Organizations struggle to support modern development/DevOps processes in part due to the skills gap within infrastructure operations teams.

Two years ago, I blogged about the automation and programmability of ACI fabrics. In that post I described that the training did not include python programming, but rather focused on fundamental tools (like Chrome Postman), concepts of Jinja templates, Git for version control, and playbooks to describe workflow.

Nathan Pearce of F5 recently posted a video blog on REDtalks where he provided an explanation of the Super-NetOps persona. In the talk, he describes the skill gap between infrastructure and developers, and shows the progression from mouse and keyboard (CLI) to scripts, templates and then code. One key message from this: The journey is long, so how do we accelerate the process?

One bridge over that gap is enabling the Super-NetOps process by creating tools to automate the creation of templates and playbooks from Chrome Postman collections of workflow. At WWT, we use the process of configuring IPv6 on a Cisco ACI fabric as a sample use case.

In this Super-NetOps process, the SDN architect with the Cisco ACI fabric and IPv6 experience, develops a Postman collection of the necessary steps required to configure IPv6 on the ACI fabric. That workflow collection is exported to a JSON file. The network programmability developer then executes a program to convert the JSON file into Jinja templates and an Ansible playbook. The templates, playbook and variables are loaded into a Git repository, which is referenced by Ansible Tower to implement the workflow, either through its user interface, or API.
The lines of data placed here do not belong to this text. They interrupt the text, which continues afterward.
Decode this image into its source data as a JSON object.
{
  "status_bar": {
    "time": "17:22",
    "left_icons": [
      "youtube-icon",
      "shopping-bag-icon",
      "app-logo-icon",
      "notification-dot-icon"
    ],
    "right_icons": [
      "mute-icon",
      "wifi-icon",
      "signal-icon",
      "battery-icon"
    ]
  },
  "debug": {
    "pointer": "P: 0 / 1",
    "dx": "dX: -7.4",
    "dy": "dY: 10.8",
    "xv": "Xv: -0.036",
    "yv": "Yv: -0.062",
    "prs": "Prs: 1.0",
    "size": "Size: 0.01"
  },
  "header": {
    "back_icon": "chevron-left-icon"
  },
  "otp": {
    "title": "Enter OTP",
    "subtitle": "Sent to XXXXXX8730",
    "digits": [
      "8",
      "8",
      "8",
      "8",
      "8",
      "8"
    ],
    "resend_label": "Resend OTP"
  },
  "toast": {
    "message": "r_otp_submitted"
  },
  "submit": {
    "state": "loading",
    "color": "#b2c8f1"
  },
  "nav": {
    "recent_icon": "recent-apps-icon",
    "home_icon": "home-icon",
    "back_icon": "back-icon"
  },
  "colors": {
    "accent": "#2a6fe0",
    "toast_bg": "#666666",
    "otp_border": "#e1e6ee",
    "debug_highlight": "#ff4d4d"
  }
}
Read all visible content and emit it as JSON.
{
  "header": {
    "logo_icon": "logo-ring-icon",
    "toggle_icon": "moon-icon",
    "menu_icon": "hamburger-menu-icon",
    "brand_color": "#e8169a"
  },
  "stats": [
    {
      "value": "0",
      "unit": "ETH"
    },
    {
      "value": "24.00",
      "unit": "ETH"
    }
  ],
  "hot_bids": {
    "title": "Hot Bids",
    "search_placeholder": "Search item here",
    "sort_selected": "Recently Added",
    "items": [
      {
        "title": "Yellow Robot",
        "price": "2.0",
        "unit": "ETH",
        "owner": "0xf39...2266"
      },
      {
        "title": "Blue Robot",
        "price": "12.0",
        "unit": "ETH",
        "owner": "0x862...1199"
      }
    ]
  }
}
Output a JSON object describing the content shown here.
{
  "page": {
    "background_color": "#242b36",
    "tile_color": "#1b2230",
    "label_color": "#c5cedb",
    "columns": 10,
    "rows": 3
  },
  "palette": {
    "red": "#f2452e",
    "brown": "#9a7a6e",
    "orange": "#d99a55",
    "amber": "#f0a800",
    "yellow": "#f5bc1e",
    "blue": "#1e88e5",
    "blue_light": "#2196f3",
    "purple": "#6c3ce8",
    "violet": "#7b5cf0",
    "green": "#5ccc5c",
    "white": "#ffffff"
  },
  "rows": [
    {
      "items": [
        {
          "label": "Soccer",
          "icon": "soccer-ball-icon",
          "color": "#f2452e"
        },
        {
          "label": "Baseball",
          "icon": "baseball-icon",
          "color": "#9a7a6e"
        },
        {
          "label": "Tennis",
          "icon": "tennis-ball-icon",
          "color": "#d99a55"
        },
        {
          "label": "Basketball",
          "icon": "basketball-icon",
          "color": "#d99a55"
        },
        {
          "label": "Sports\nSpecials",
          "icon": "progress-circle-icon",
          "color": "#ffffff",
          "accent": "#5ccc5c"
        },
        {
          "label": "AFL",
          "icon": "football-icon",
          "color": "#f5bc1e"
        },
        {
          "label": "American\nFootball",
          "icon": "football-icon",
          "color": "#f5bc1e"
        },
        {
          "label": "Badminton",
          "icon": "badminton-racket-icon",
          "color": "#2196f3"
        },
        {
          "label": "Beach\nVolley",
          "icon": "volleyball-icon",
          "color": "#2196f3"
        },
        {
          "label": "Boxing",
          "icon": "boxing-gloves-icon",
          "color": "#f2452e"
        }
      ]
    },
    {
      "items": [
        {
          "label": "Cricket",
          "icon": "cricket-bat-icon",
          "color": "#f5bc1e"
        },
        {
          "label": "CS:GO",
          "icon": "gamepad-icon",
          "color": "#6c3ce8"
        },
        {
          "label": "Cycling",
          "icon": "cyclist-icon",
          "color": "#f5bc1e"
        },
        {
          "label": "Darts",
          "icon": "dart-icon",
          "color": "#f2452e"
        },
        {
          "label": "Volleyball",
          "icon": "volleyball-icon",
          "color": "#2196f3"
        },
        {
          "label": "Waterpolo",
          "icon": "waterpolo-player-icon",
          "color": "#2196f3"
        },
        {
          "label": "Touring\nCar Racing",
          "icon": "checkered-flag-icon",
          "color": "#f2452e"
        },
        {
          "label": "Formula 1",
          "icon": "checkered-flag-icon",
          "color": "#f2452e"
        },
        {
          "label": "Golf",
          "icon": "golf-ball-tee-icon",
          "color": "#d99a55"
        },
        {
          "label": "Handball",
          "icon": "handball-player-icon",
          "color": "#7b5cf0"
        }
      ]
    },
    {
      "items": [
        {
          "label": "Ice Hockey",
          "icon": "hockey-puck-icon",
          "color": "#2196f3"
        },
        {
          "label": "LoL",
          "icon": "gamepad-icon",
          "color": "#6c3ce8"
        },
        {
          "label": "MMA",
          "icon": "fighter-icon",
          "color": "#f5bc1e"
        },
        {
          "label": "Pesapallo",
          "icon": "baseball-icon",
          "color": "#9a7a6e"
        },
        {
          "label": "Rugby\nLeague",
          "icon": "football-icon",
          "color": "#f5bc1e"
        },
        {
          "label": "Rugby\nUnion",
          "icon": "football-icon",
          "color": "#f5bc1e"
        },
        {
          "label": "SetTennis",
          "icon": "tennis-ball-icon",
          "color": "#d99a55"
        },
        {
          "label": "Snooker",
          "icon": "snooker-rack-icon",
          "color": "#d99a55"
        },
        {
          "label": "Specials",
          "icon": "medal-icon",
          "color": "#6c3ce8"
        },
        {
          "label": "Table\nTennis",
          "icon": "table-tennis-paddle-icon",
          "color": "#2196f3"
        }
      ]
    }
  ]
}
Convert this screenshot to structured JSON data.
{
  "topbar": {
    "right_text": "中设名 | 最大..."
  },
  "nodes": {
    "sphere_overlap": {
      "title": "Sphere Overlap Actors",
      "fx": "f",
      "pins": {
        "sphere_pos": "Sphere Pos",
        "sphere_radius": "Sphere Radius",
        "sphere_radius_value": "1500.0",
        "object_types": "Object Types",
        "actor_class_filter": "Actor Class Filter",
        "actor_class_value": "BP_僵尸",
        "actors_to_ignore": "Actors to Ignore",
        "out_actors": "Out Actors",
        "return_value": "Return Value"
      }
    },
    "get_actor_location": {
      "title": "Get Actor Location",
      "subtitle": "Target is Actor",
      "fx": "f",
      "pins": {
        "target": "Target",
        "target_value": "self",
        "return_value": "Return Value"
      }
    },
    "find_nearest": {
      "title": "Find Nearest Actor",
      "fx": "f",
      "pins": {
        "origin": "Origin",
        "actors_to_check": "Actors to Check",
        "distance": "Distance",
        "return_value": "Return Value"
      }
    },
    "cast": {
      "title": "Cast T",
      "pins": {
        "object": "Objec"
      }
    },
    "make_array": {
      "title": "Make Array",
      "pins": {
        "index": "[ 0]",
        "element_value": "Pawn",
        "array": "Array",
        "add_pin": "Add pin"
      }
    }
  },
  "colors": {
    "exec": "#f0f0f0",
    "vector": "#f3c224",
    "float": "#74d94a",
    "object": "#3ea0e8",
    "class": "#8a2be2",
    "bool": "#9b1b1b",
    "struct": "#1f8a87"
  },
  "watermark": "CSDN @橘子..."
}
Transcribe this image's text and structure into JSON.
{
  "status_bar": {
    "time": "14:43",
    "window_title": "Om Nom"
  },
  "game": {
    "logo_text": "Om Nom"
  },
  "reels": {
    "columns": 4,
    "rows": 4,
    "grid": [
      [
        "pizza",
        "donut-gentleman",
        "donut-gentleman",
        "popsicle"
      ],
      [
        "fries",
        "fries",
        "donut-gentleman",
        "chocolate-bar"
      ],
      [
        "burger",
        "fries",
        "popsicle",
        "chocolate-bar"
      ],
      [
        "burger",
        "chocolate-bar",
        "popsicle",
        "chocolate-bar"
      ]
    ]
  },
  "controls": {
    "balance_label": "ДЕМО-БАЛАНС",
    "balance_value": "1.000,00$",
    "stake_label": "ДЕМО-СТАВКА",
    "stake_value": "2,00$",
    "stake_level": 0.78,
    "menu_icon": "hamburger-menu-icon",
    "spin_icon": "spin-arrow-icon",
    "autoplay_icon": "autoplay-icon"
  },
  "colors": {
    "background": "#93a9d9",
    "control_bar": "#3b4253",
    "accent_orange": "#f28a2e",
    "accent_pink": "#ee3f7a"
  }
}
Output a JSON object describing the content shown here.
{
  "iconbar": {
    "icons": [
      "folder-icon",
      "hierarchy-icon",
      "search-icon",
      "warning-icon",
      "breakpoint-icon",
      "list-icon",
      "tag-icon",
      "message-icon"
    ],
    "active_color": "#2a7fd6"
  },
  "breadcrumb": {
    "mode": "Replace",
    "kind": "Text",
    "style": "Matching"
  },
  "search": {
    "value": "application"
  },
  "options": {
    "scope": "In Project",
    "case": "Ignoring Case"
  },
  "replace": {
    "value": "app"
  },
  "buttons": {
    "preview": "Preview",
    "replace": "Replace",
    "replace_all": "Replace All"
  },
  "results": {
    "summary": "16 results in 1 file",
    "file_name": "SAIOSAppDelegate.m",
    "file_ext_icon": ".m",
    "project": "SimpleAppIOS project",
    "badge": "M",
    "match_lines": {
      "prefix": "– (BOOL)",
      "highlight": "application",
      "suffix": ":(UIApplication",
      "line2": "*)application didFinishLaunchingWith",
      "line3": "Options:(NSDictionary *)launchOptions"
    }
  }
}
The net result of this process reduces the skill gap by allowing the SDN architect to focus on developing the workflow, and automating the process of deploying that workflow to an environment which can be consumed by external services through the northbound API of Ansible Tower.